(Required work)
Identify all lines below that hold "Katrin" and collect them.

(Entries provided)

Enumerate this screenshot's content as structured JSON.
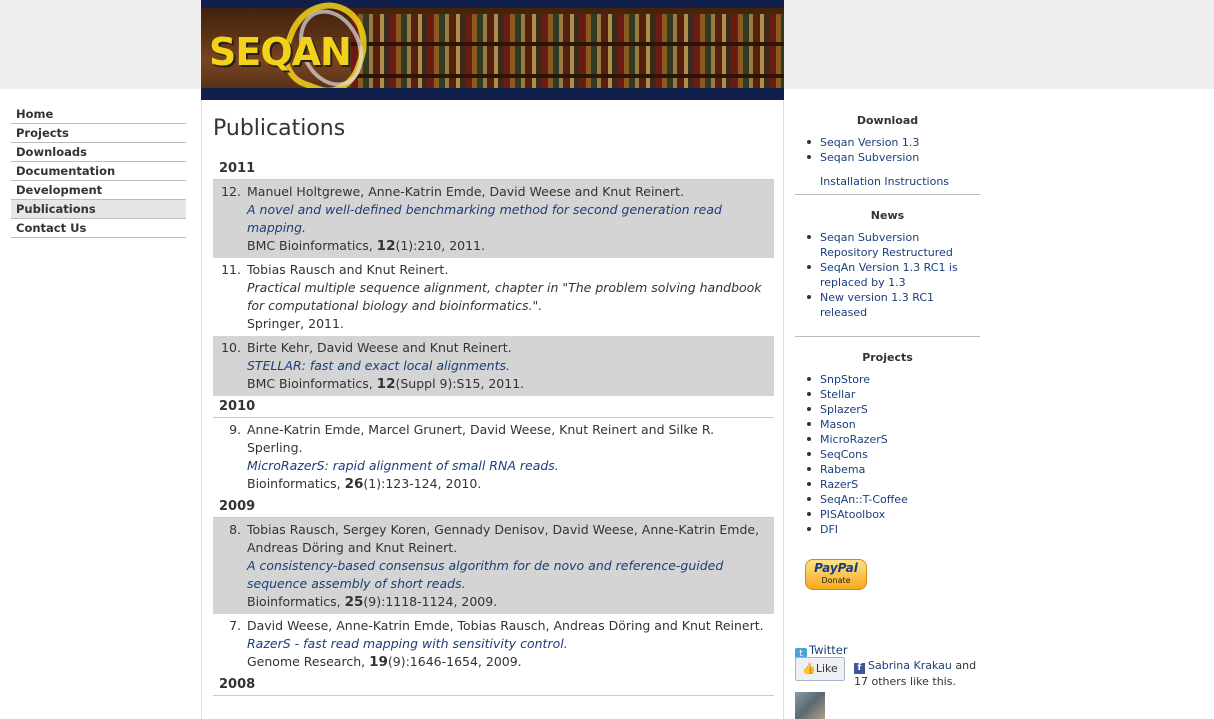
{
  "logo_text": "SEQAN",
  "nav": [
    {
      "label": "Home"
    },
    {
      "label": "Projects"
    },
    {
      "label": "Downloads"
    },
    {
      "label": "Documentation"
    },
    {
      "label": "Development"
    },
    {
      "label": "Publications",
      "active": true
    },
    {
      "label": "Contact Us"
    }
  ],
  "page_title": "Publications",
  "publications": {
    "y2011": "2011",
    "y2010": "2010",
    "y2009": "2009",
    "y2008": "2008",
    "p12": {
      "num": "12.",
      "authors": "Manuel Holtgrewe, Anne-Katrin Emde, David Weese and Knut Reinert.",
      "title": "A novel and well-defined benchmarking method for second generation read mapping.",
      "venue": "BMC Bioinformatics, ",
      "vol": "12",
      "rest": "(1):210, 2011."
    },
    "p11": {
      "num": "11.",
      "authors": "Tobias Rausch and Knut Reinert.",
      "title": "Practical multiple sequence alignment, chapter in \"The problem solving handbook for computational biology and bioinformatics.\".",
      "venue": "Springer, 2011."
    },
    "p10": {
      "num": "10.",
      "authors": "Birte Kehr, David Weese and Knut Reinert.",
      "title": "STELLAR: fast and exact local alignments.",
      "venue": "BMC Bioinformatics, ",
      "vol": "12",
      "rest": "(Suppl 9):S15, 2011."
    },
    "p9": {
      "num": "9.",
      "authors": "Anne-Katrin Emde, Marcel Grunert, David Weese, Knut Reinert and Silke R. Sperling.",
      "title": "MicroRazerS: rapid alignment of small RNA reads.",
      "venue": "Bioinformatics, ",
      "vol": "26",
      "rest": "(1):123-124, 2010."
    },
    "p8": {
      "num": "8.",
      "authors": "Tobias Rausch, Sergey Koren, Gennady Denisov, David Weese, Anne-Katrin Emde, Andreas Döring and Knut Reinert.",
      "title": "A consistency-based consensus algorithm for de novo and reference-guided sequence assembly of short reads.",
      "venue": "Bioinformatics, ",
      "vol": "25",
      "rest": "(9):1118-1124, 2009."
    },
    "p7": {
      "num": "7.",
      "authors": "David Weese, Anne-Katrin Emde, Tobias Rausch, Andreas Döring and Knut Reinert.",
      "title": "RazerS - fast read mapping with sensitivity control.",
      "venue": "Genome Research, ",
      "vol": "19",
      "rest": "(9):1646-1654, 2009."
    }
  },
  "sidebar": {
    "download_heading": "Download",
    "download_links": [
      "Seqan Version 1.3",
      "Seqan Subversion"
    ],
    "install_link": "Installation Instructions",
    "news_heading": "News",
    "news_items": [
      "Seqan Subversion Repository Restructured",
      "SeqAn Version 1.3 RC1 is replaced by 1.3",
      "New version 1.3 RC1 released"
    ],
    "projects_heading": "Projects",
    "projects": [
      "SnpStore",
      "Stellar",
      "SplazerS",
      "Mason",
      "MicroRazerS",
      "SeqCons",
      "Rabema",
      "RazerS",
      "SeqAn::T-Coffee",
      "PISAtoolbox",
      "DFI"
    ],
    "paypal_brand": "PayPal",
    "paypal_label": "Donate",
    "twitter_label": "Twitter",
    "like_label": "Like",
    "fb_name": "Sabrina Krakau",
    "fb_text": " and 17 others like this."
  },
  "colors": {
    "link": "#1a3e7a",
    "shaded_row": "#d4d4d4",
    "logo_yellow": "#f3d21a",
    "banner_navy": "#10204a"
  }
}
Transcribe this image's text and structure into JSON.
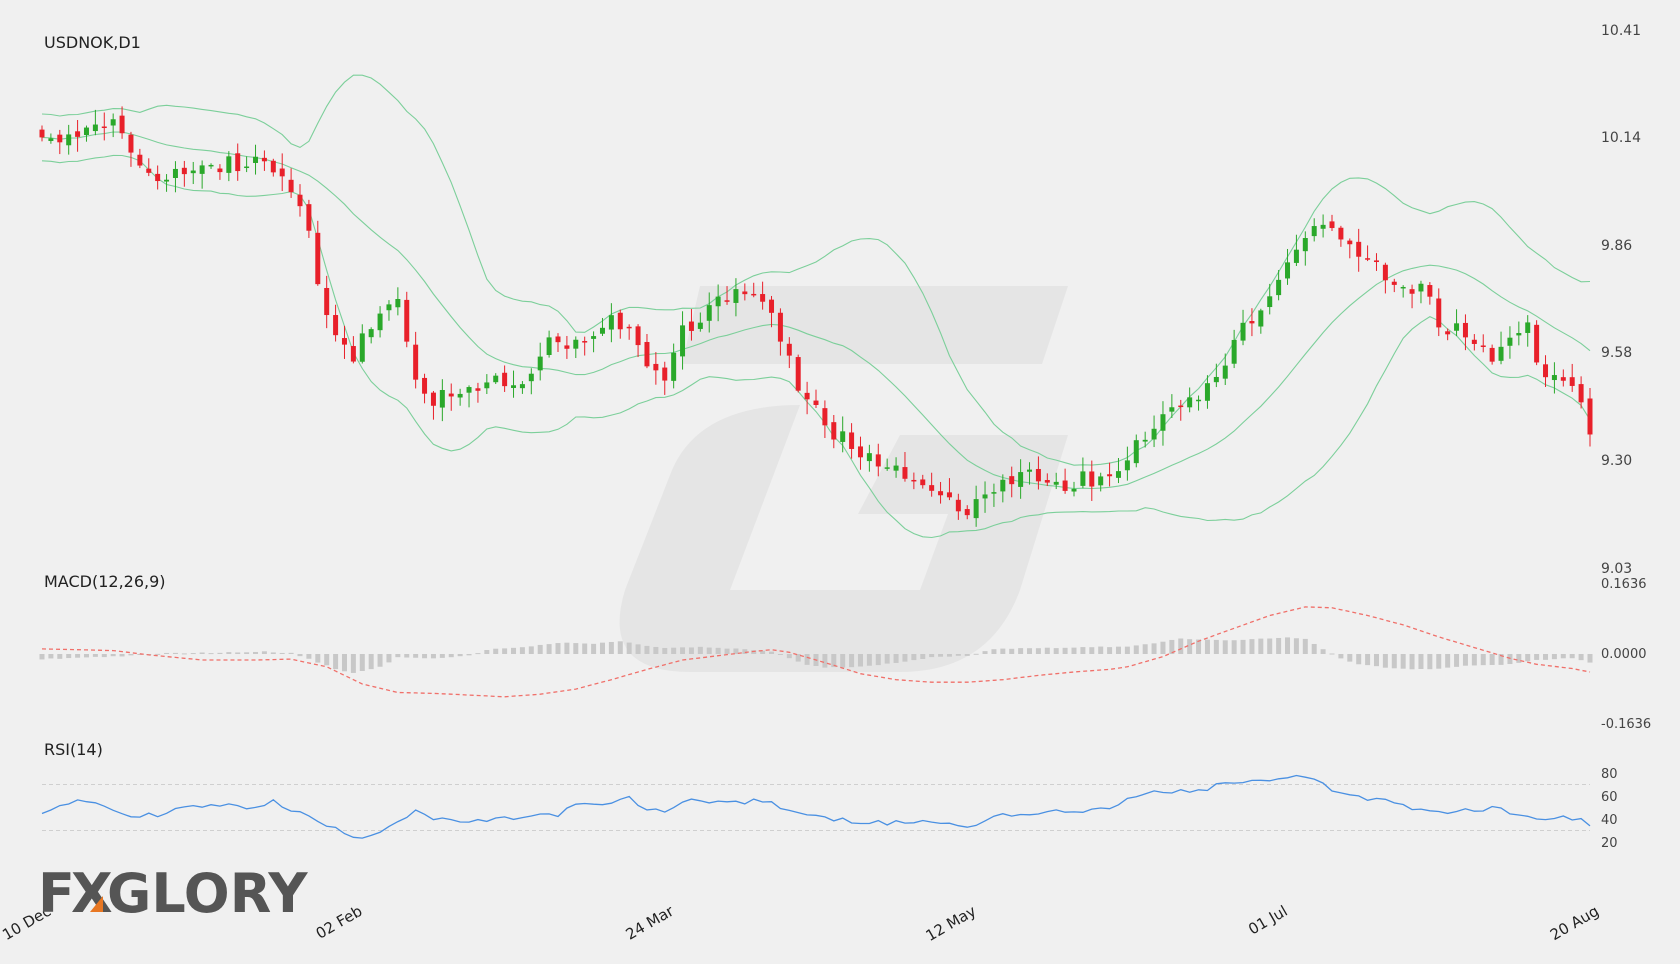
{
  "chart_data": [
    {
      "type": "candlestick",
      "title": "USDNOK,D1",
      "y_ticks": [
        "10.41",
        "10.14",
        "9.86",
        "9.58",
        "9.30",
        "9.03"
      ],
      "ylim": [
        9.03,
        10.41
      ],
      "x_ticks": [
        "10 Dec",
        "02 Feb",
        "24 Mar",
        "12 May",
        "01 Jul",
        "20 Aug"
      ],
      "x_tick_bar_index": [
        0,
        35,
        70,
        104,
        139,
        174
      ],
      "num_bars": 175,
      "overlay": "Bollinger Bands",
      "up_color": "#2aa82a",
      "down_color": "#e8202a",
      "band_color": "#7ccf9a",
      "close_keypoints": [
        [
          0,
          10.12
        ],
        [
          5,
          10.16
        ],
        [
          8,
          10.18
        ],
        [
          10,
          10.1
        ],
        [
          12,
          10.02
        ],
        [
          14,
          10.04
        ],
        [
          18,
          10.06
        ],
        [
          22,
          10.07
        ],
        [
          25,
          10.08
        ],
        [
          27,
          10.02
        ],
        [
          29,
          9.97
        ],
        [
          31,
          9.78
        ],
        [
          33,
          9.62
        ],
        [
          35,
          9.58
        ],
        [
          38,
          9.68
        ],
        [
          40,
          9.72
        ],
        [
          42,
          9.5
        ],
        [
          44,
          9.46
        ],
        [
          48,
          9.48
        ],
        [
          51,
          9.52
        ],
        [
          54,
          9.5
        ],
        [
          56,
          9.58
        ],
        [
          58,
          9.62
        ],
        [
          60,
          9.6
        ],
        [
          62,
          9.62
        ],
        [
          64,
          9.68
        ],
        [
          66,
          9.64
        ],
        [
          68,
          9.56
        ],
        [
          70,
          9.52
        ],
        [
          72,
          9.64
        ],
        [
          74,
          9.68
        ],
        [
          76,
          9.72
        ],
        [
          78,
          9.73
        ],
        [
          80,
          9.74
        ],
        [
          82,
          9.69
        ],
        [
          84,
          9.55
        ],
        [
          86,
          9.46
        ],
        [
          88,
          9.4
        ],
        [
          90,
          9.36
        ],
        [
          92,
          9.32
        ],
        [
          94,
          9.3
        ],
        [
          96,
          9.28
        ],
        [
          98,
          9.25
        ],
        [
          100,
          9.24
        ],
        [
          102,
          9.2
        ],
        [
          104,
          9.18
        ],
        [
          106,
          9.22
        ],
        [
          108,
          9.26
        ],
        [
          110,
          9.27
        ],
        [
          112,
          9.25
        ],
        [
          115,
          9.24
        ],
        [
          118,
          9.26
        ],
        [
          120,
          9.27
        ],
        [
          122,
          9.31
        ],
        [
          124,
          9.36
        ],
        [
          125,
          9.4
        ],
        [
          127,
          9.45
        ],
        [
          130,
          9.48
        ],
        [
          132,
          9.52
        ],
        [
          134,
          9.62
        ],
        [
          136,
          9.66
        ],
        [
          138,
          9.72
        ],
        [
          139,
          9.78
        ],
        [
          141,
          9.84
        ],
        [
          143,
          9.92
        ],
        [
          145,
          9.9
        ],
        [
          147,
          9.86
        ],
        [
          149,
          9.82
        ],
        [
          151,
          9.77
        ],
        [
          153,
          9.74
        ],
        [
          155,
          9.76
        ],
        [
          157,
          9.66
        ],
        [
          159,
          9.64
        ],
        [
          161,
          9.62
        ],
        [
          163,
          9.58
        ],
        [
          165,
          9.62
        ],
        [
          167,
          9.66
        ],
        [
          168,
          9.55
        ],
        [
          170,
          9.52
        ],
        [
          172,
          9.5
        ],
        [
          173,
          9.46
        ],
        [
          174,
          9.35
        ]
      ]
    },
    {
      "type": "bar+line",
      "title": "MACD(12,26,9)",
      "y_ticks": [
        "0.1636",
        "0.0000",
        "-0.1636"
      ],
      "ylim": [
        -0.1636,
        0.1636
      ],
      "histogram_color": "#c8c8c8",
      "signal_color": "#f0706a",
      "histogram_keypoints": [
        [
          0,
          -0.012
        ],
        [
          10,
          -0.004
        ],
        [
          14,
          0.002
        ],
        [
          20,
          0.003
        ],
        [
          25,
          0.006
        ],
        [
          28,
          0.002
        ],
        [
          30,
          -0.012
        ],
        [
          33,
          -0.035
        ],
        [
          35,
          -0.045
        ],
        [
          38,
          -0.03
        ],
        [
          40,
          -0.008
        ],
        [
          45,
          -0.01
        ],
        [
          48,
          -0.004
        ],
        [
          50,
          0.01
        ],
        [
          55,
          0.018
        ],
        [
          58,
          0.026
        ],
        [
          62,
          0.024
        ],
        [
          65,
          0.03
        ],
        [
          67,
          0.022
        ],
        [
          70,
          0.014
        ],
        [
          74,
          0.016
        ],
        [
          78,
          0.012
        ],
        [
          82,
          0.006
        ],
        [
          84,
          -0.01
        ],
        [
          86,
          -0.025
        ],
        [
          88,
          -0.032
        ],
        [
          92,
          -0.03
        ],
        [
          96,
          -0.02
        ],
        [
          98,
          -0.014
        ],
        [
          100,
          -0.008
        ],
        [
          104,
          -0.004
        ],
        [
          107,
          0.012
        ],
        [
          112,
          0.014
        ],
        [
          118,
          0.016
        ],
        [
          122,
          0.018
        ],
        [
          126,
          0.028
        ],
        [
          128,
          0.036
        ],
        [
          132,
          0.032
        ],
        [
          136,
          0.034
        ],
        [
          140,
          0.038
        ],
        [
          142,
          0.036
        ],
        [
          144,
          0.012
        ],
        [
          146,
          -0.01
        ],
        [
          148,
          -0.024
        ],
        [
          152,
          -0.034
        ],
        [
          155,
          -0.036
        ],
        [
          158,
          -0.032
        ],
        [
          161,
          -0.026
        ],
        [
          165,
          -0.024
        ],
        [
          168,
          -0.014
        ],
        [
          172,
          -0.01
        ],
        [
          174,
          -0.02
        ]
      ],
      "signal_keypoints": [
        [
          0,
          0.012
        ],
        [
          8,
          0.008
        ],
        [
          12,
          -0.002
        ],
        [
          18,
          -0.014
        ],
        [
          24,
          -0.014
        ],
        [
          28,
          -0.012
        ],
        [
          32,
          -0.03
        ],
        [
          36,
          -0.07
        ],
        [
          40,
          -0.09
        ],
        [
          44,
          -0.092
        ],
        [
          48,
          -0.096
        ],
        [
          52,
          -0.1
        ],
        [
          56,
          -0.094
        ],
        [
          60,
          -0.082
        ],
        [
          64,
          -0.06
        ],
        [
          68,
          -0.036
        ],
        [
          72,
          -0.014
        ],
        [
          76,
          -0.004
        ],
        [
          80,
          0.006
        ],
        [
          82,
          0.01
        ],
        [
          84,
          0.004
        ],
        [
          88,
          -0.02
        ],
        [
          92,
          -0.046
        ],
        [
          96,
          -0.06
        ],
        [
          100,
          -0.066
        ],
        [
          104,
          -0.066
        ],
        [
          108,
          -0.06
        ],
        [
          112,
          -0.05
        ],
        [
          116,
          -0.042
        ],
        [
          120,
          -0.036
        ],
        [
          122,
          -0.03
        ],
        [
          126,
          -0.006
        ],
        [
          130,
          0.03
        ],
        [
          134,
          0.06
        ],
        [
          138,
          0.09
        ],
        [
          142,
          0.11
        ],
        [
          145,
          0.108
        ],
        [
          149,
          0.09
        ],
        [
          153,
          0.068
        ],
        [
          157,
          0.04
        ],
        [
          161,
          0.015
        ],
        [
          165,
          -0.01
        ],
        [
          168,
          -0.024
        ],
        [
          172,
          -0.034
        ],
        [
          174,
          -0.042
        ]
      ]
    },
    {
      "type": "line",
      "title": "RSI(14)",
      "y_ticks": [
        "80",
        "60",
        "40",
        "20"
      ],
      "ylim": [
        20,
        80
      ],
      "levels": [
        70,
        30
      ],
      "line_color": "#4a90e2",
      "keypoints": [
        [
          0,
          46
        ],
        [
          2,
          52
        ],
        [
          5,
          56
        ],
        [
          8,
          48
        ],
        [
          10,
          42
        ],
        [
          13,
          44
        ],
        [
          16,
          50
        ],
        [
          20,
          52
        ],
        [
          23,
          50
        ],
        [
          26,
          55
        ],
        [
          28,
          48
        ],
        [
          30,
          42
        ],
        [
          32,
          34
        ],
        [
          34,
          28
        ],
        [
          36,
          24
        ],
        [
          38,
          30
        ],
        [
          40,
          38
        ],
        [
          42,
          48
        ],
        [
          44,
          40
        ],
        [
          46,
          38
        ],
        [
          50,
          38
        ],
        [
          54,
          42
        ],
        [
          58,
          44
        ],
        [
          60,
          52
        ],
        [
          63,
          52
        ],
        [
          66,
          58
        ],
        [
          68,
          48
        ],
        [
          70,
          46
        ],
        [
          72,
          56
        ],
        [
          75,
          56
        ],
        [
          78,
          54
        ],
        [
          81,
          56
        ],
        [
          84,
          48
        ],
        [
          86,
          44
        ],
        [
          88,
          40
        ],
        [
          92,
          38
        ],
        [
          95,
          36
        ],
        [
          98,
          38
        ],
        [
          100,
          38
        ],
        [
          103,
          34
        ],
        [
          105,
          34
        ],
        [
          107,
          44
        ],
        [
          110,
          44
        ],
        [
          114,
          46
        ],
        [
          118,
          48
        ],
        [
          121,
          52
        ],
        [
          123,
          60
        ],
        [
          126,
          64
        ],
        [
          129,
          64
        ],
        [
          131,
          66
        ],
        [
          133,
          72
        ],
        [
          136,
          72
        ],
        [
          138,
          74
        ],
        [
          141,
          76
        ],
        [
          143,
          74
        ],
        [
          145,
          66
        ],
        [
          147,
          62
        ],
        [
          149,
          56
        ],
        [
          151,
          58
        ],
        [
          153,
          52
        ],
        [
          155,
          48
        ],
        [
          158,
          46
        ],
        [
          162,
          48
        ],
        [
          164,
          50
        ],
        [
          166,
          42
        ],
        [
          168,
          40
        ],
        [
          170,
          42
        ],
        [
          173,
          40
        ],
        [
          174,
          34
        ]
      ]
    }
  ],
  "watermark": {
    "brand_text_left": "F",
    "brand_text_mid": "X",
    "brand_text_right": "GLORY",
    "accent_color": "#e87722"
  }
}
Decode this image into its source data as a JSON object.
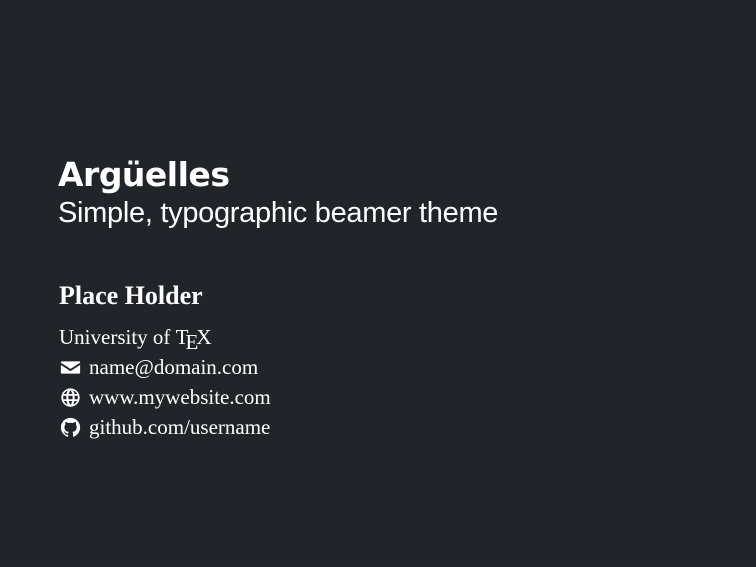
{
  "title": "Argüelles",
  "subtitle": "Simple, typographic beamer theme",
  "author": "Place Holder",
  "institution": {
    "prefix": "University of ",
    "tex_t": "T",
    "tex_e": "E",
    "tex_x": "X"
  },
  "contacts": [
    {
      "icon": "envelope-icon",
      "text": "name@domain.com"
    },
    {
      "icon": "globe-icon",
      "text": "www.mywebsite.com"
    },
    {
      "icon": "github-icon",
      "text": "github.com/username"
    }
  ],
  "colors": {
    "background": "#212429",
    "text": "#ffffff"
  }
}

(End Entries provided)

(Response area)
      "authors": "Manuel Holtgrewe, Anne-Katrin Emde, David Weese and Knut Reinert.",
      "authors": "Anne-Katrin Emde, Marcel Grunert, David Weese, Knut Reinert and Silke R. Sperling.",
      "authors": "Tobias Rausch, Sergey Koren, Gennady Denisov, David Weese, Anne-Katrin Emde, Andreas Döring and Knut Reinert.",
      "authors": "David Weese, Anne-Katrin Emde, Tobias Rausch, Andreas Döring and Knut Reinert.",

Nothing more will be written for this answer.